We Explain L.A.
Stay Connected

Share This

This is an archival story that predates current editorial management.

This archival content was written, edited, and published prior to LAist's acquisition by its current owner, Southern California Public Radio ("SCPR"). Content, such as language choice and subject matter, in archival articles therefore may not align with SCPR's current editorial standards. To learn more about those standards and why we make this distinction, please click here.


Dog Lost At Sea Survives On Remote Island By Drinking El Niño Rain Puddles

Stories like these are only possible with your help!
You have the power to keep local news strong for the coming months. Your financial support today keeps our reporters ready to meet the needs of our city. Thank you for investing in your community.

A dog that fell overboard from a fishing boat was found alive five weeks later on an island 80 miles off the coast of San Diego.

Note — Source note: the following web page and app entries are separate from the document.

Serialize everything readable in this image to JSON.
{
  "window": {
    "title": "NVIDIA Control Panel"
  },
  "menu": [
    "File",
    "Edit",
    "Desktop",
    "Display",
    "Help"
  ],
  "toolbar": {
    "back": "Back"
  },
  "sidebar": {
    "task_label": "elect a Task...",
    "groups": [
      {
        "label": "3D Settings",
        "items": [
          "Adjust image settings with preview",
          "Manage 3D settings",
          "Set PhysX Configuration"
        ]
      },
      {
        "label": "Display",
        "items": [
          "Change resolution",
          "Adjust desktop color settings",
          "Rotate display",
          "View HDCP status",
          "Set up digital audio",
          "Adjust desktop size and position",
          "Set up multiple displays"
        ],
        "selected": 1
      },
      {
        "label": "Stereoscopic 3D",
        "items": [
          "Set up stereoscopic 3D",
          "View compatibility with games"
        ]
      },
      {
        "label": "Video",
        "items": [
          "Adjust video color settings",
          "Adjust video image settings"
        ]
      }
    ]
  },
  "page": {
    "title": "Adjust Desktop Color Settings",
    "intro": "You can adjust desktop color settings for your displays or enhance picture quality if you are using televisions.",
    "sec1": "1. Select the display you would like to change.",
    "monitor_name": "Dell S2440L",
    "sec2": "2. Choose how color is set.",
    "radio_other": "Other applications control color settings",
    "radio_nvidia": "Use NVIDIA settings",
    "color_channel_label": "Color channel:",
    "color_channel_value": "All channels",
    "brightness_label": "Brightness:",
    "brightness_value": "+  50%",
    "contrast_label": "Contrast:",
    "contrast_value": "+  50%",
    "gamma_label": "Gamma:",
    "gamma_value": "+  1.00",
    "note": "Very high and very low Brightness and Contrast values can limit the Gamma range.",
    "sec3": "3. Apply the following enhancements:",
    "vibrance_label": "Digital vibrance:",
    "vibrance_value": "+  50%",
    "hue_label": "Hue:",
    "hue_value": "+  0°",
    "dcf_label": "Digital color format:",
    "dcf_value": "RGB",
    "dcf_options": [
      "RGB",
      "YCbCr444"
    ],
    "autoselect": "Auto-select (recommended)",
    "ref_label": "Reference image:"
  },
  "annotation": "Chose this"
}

Luna, an 18-month old German shepherd/husky mix, went missing on February 10 while on a fishing trip with her owner Nick Haworth off the coast of San Clemente Island, according to the San Diego Union-Tribune. At some point in the early hours of the morning, the dog fell into the dark waters around the 45-foot boat. Haworth notified Navy personnel on the nearby island—the southernmost of the Channel Islands and used by the Navy for training—and searched the waters for Luna for about two days.

"He told us Luna was a very powerful swimmer and that he was 90 percent sure she'd head for shore," Sandy DeMunnik, public affairs officer for the US Navy's Naval Base Coronado, told ABC. "So our staff searched the island, but with no luck. He stayed in the area for two more days to look for her, and after a week, we considered her lost at sea and presumed dead."

But then on Tuesday morning, staff arriving for work to the island's Naval Auxiliary Landing Field spotted the dog.

Support for LAist comes from

"They saw Luna just sitting on the side of the road wagging her tail," DeMunnik said. "Keep in mind, there are no domesticated animals on the island, so it was a stunning sight."

A biologist on the island examined Luna and found her to be a bit thin, but otherwise healthy. After swimming roughly two miles to shore, the dog had somehow been surviving on puddles left behind from El Niño rains—as there is no standing fresh water on the island—and by eating whatever she could find. "It looks like she was surviving on rodents and dead fish that had washed up," DeMunnik told the OC Register.

The biologist notified Haworth—who was working out of state at the time—that they had found Luna. "He was overwhelmed. He was so happy and grateful and thrilled," DeMunnik said.

Luna was then flown to Naval base in San Diego where she was finally reunited with Haworth on Wednesday afternoon.